Many people become passionate about genealogy due to the influence of the older generation, especially family members. We are fascinated by what our ancestors may have lived through and their place in history.
Elderly relatives can be a valuable resource in recording family history so take advantage of their knowledge and their personal involvement in the past.
Informal encounters such as family gatherings and visits are a wonderful way to get started, but to truly record oral history you must take a more formal approach.
Plan your interview carefully; remember this is essentially a conversation that will increase your knowledge, so try to make it as pleasurable an experience for the subject as possible.
Before the interview, be realistic about the demands you can make on a subject’s time. Have clear goals about what you want to know and write a list of things you would like to learn. Use a template if necessary to keep yourself on track.
Assess what you already know, writing questions based on names, places of origin, dates, births, marriages or deaths. Some people like to send these in advance so the subject is prepared, and others like to be more informal.
Once you have your questions prepared, you may find it useful to practice your interviewing skills on a close friend or immediate family member. One of the most important things to remember is to put yourself in the place of the person you are interviewing and empathize with their story. Be diplomatic and patient, and don't be too inflexible. Let the interviewee go in a different direction if they want to--often this is when you find out the most interesting tidbits.
A cooperative subject is a happy subject, so make your interviewee feel at ease and in control of the situation.
Another useful trigger is a photograph. Be sure to bring any photos you have questions about, and ask your subject to bring along family pictures too. On a History Detectives investigation, this is often one of the first places to start.
You may only get one chance to interview someone, so make your questions count. Do some pre-planning, be prepared and the interview should go smoothly.
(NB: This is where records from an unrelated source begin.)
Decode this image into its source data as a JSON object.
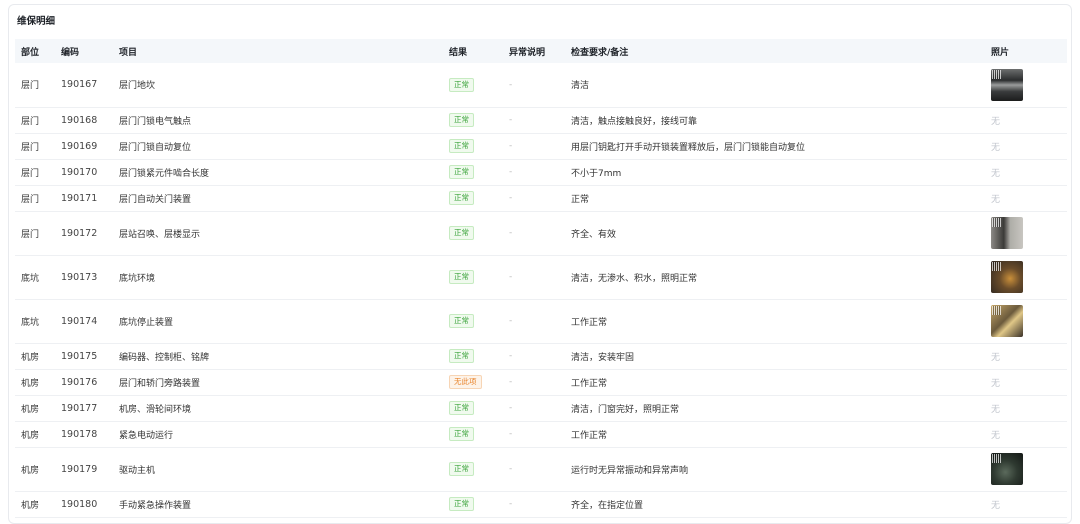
{
  "section_title": "维保明细",
  "columns": {
    "part": "部位",
    "code": "编码",
    "item": "项目",
    "result": "结果",
    "abnormal": "异常说明",
    "requirement": "检查要求/备注",
    "photo": "照片"
  },
  "rows": [
    {
      "part": "层门",
      "code": "190167",
      "item": "层门地坎",
      "result": "正常",
      "result_type": "ok",
      "abnormal": "-",
      "requirement": "清洁",
      "photo": "photo",
      "photo_style": "ph1"
    },
    {
      "part": "层门",
      "code": "190168",
      "item": "层门门锁电气触点",
      "result": "正常",
      "result_type": "ok",
      "abnormal": "-",
      "requirement": "清洁，触点接触良好，接线可靠",
      "photo": "无"
    },
    {
      "part": "层门",
      "code": "190169",
      "item": "层门门锁自动复位",
      "result": "正常",
      "result_type": "ok",
      "abnormal": "-",
      "requirement": "用层门钥匙打开手动开锁装置释放后，层门门锁能自动复位",
      "photo": "无"
    },
    {
      "part": "层门",
      "code": "190170",
      "item": "层门锁紧元件啮合长度",
      "result": "正常",
      "result_type": "ok",
      "abnormal": "-",
      "requirement": "不小于7mm",
      "photo": "无"
    },
    {
      "part": "层门",
      "code": "190171",
      "item": "层门自动关门装置",
      "result": "正常",
      "result_type": "ok",
      "abnormal": "-",
      "requirement": "正常",
      "photo": "无"
    },
    {
      "part": "层门",
      "code": "190172",
      "item": "层站召唤、层楼显示",
      "result": "正常",
      "result_type": "ok",
      "abnormal": "-",
      "requirement": "齐全、有效",
      "photo": "photo",
      "photo_style": "ph2"
    },
    {
      "part": "底坑",
      "code": "190173",
      "item": "底坑环境",
      "result": "正常",
      "result_type": "ok",
      "abnormal": "-",
      "requirement": "清洁，无渗水、积水，照明正常",
      "photo": "photo",
      "photo_style": "ph3"
    },
    {
      "part": "底坑",
      "code": "190174",
      "item": "底坑停止装置",
      "result": "正常",
      "result_type": "ok",
      "abnormal": "-",
      "requirement": "工作正常",
      "photo": "photo",
      "photo_style": "ph4"
    },
    {
      "part": "机房",
      "code": "190175",
      "item": "编码器、控制柜、铭牌",
      "result": "正常",
      "result_type": "ok",
      "abnormal": "-",
      "requirement": "清洁，安装牢固",
      "photo": "无"
    },
    {
      "part": "机房",
      "code": "190176",
      "item": "层门和轿门旁路装置",
      "result": "无此项",
      "result_type": "warn",
      "abnormal": "-",
      "requirement": "工作正常",
      "photo": "无"
    },
    {
      "part": "机房",
      "code": "190177",
      "item": "机房、滑轮间环境",
      "result": "正常",
      "result_type": "ok",
      "abnormal": "-",
      "requirement": "清洁，门窗完好，照明正常",
      "photo": "无"
    },
    {
      "part": "机房",
      "code": "190178",
      "item": "紧急电动运行",
      "result": "正常",
      "result_type": "ok",
      "abnormal": "-",
      "requirement": "工作正常",
      "photo": "无"
    },
    {
      "part": "机房",
      "code": "190179",
      "item": "驱动主机",
      "result": "正常",
      "result_type": "ok",
      "abnormal": "-",
      "requirement": "运行时无异常振动和异常声响",
      "photo": "photo",
      "photo_style": "ph5"
    },
    {
      "part": "机房",
      "code": "190180",
      "item": "手动紧急操作装置",
      "result": "正常",
      "result_type": "ok",
      "abnormal": "-",
      "requirement": "齐全，在指定位置",
      "photo": "无"
    }
  ],
  "colors": {
    "ok": "#3aa33a",
    "warn": "#e8842c",
    "header_bg": "#f4f7fa"
  }
}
If you are not able to interview someone face-to-face, you should consider doing it through a letter or email. The first thing to do is make contact with the subject, and explain who you are and what you are trying to achieve. If they are willing to be involved, send them a basic questionnaire and then follow up with a more detailed list of questions if they are helpful
Reassure them of your good intentions and let them know how the information will be used.
Get more information on how to plan and execute a successful interview session with this checklist.